from The American Heritage® Dictionary of the English Language, 4th Edition
- In the Bible, the son of Abraham who was offered as a sacrifice to God. The sacrifice was prevented at the last moment by divine intervention.
from Wiktionary, Creative Commons Attribution/Share-Alike License
- proper n. The son of Abraham and Sarah, father of Esau and Jacob, from whom the Hebrew people trace their descent.
- proper n. A male given name
from The Century Dictionary and Cyclopedia
- n. The hedge-sparrow.
from WordNet 3.0 Copyright 2006 by Princeton University. All rights reserved.
- n. (Old Testament) the second patriarch; son of Abraham and Sarah who was offered by Abraham as a sacrifice to God; father of Jacob and Esau

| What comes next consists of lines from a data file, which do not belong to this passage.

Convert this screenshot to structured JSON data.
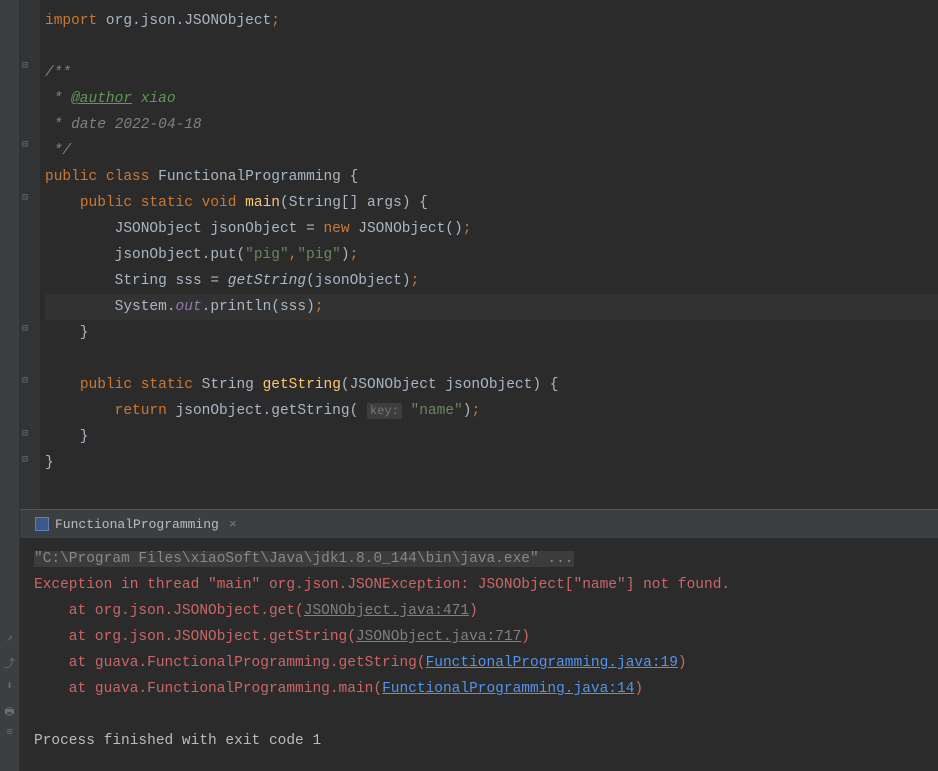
{
  "code": {
    "import_kw": "import",
    "import_pkg": " org.json.JSONObject",
    "doc_open": "/**",
    "doc_author_tag": "@author",
    "doc_author_val": " xiao",
    "doc_date": " * date 2022-04-18",
    "doc_close": " */",
    "public": "public",
    "class": "class",
    "classname": " FunctionalProgramming ",
    "static": "static",
    "void": "void",
    "main": "main",
    "main_args": "String[] args",
    "jsonobj_type": "JSONObject",
    "jsonobj_var": " jsonObject ",
    "new_kw": "new",
    "jsonobj_ctor": " JSONObject",
    "put_method": "put",
    "str_pig1": "\"pig\"",
    "str_pig2": "\"pig\"",
    "string_type": "String",
    "sss_var": " sss ",
    "getstring_call": "getString",
    "jsonobj_arg": "jsonObject",
    "system": "System.",
    "out_field": "out",
    "println": ".println",
    "sss_arg": "sss",
    "return_kw": "return",
    "getstring_method": "getString",
    "key_hint": "key:",
    "str_name": "\"name\"",
    "getstring_def": "getString",
    "jsonobj_param": "JSONObject jsonObject"
  },
  "console": {
    "tab_label": "FunctionalProgramming",
    "cmd": "\"C:\\Program Files\\xiaoSoft\\Java\\jdk1.8.0_144\\bin\\java.exe\" ...",
    "exception": "Exception in thread \"main\" org.json.JSONException: JSONObject[\"name\"] not found.",
    "at1_pre": "    at org.json.JSONObject.get(",
    "at1_link": "JSONObject.java:471",
    "at2_pre": "    at org.json.JSONObject.getString(",
    "at2_link": "JSONObject.java:717",
    "at3_pre": "    at guava.FunctionalProgramming.getString(",
    "at3_link": "FunctionalProgramming.java:19",
    "at4_pre": "    at guava.FunctionalProgramming.main(",
    "at4_link": "FunctionalProgramming.java:14",
    "close_paren": ")",
    "exit": "Process finished with exit code 1"
  }
}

BIC'KERSTAFF (_Isaac_), a pseudonym of dean Swift, assumed in the paper-war with Partridge, the almanac-maker, and subsequently adopted by Steele in _The Tatler_, which was announced as edited by "Isaac
No, Sarah your wife shall bear you a son, and you shall call his name Isaac; I will establish My covenant with him for an everlasting covenant, and with his descendants after him.

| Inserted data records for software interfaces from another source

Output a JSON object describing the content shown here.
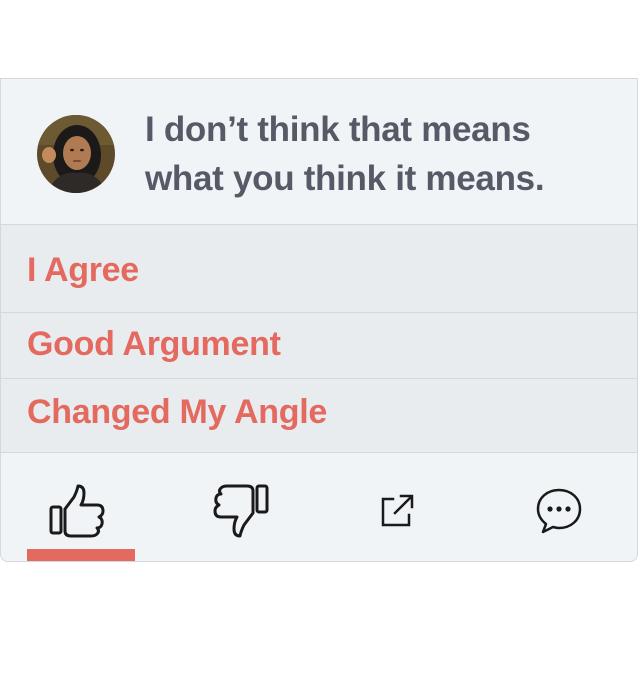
{
  "quote": {
    "text_line1": "I don’t think that means",
    "text_line2": "what you think it means."
  },
  "reactions": [
    {
      "label": "I Agree"
    },
    {
      "label": "Good Argument"
    },
    {
      "label": "Changed My Angle"
    }
  ],
  "actions": {
    "items": [
      "thumbs-up-icon",
      "thumbs-down-icon",
      "share-icon",
      "comment-icon"
    ],
    "active": "thumbs-up-icon"
  },
  "colors": {
    "accent": "#e46a60",
    "text": "#555a66",
    "background": "#e9ecef",
    "panel": "#f1f4f7"
  }
}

In the Hebrew here "Isaac" is written with s, instead of the usual ts; both forms mean "laughter"; the change of spelling perhaps expresses that their "high places of Isaac" may be well so called, but not as they meant by the name; for they are only fit to be laughed at in scorn.
The Pakistani ISI would torture this guy as gladly as Abraham would have slain Isaac, and pretty much for the same reason.

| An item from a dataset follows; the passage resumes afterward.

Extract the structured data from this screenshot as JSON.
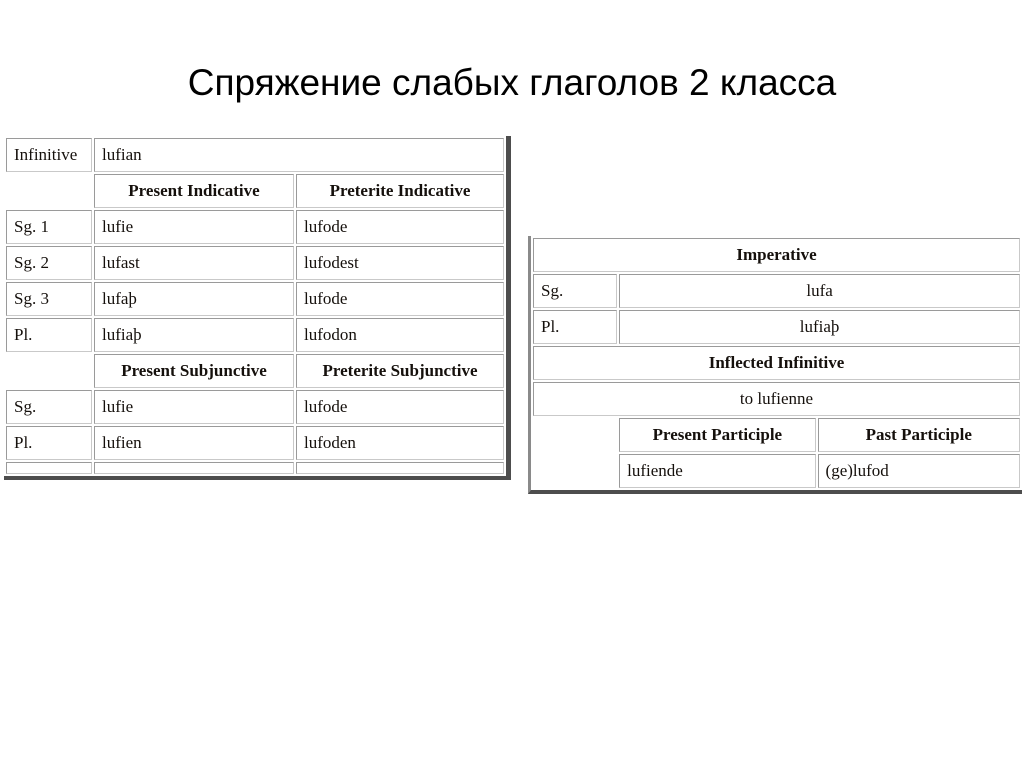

Isaac is in Cranburn Alley — Bet Hawyes is agog for coming with me.
My son Isaac is so attached to baseball that he brings his glove and ball everywhere, just in case: you never know when you might meet another seven-year-old in search of round objects to bat, pound, throw and kick.
Isaac is irritated enough not to notice that he has, once again, been addressed inappropriately.
I bet if Carol had been on that show, she would have won - after all Isaac is a real designer, not a lingerie model!
Your main character, Isaac, is the son of Christian missionaries.
Already in the middle of the second century, Saint Melito of Sardis (in the first surviving Easter homily) says that the Sacrifice of Isaac is a prophecy of the Death of Christ.